'Jeopardy!' Contestant Robbed of 10th Straight Win Due to Spelling Error

Jeopardy! /

There was a spark of controversy in the Jeopardy! world last night while the Boston Celtics desperately staved off elimination in Miami. Contestant Ben Chan was going for his 10th straight victory and held a comfortable lead going into Final Jeopardy!. Things seemed to be lining up.

Then it all went wrong. For the final question Chan was tasked with naming the two lovers from a Shakespeare play, and both the names come from the Latin word for "blessed." The other two contestants guessed Romeo and Juliet, which was wrong. Chan correctly guessed it was Beatrice and Benedick from Much Ado About Nothing. However, he did not spell Benedick correctly, was declared wrong, and bet just enough points to fall to second place.
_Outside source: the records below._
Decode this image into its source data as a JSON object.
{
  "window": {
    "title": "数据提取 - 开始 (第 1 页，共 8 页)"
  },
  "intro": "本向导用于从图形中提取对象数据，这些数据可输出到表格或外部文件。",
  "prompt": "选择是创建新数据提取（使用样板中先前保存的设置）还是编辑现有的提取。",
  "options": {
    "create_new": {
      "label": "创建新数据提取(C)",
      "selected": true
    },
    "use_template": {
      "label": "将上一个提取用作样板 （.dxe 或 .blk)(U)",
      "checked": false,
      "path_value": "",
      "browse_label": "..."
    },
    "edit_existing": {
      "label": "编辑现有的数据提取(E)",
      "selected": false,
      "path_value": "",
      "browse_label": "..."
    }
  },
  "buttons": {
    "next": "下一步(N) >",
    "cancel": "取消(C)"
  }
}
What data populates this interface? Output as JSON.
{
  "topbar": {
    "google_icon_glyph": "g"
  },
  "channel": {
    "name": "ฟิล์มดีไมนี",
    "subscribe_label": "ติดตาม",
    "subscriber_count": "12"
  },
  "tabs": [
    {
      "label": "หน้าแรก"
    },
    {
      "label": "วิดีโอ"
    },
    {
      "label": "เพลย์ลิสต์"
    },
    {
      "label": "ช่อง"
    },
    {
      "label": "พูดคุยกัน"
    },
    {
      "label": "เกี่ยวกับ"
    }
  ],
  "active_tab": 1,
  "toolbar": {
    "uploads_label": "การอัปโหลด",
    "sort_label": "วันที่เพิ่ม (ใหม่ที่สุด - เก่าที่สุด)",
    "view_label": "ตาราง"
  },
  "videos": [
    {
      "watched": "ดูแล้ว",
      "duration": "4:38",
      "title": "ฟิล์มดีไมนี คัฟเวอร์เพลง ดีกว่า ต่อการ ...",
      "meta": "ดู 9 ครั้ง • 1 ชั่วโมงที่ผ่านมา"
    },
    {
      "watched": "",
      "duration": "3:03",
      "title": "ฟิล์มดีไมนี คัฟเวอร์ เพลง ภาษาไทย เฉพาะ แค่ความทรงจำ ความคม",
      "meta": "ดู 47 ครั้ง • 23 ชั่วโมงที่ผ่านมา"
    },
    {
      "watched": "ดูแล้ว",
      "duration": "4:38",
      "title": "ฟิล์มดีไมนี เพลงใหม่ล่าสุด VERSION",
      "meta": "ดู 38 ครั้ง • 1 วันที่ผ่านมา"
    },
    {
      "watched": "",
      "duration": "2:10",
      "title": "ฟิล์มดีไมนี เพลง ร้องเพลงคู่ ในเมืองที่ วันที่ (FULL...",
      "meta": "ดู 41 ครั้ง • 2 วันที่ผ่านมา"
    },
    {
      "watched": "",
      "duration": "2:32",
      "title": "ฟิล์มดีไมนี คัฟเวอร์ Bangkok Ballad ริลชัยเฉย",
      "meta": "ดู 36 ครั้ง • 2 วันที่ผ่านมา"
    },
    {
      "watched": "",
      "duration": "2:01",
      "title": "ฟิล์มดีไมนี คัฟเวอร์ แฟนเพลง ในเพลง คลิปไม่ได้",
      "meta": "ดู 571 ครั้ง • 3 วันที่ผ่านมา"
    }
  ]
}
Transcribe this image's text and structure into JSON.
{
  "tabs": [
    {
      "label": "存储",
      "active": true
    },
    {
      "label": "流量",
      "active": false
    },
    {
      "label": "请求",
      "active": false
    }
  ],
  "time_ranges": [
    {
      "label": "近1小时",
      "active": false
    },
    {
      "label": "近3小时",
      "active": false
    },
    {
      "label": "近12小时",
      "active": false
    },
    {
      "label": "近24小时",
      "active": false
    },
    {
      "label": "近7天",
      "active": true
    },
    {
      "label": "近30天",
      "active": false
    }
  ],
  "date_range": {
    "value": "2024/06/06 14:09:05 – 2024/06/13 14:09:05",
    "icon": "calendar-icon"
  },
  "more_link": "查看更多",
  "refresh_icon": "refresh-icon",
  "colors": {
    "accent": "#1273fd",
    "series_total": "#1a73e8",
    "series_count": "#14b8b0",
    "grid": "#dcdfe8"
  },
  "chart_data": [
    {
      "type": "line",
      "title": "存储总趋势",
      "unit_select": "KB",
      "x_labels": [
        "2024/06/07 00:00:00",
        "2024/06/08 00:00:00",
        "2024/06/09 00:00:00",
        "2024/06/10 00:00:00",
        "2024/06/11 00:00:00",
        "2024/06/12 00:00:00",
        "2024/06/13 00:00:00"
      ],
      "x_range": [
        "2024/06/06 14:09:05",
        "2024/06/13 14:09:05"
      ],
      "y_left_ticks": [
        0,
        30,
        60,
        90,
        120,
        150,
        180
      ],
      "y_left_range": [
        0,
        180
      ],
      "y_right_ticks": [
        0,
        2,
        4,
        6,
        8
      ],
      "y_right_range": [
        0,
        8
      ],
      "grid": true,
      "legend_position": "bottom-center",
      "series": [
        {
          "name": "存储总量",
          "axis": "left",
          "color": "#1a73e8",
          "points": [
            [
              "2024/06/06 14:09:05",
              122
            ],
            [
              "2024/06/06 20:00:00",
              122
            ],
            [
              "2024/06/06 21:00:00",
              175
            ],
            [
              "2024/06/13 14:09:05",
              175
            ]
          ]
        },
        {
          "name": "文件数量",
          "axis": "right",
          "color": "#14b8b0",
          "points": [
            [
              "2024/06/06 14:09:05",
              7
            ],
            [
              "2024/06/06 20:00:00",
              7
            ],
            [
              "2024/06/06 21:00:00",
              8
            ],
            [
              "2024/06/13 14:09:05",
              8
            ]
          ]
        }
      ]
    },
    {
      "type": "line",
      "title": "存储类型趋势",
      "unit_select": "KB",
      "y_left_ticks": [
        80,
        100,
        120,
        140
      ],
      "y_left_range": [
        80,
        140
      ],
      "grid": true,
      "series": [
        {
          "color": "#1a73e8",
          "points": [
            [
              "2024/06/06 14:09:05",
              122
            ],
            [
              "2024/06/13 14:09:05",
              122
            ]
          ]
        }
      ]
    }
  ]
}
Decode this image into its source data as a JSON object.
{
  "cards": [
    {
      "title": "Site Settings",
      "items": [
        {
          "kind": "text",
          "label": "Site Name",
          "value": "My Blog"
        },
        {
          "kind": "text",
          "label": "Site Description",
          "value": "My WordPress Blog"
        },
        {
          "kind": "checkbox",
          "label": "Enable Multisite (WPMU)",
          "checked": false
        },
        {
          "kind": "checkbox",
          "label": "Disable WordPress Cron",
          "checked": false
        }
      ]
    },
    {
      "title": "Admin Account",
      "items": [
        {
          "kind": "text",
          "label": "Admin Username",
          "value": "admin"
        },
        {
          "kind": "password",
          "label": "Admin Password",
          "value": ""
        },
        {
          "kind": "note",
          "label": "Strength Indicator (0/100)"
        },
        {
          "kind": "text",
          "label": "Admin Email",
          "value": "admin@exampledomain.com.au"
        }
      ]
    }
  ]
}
The run was over and people were upset.

Here are the official rules for Final Jeopardy! per the show's website:

Jeopardy! is not a spelling test – unless, of course, the category requires it. Written responses to the Final Jeopardy! clue do not have to be spelled correctly, but they must be phonetically correct and not add or subtract any extraneous sounds or syllables. (Incidentally, the same rule applies to all responses on both the written and online tests.)

So technically Chan was right to lose since his spelling added on a "T" sound absent in the correct answer. But it does feel like a bit of a cheap way to end the run since we've all seen worse mistakes get passed over before.

Chan's streak will still go down in history, but a tough way to lose.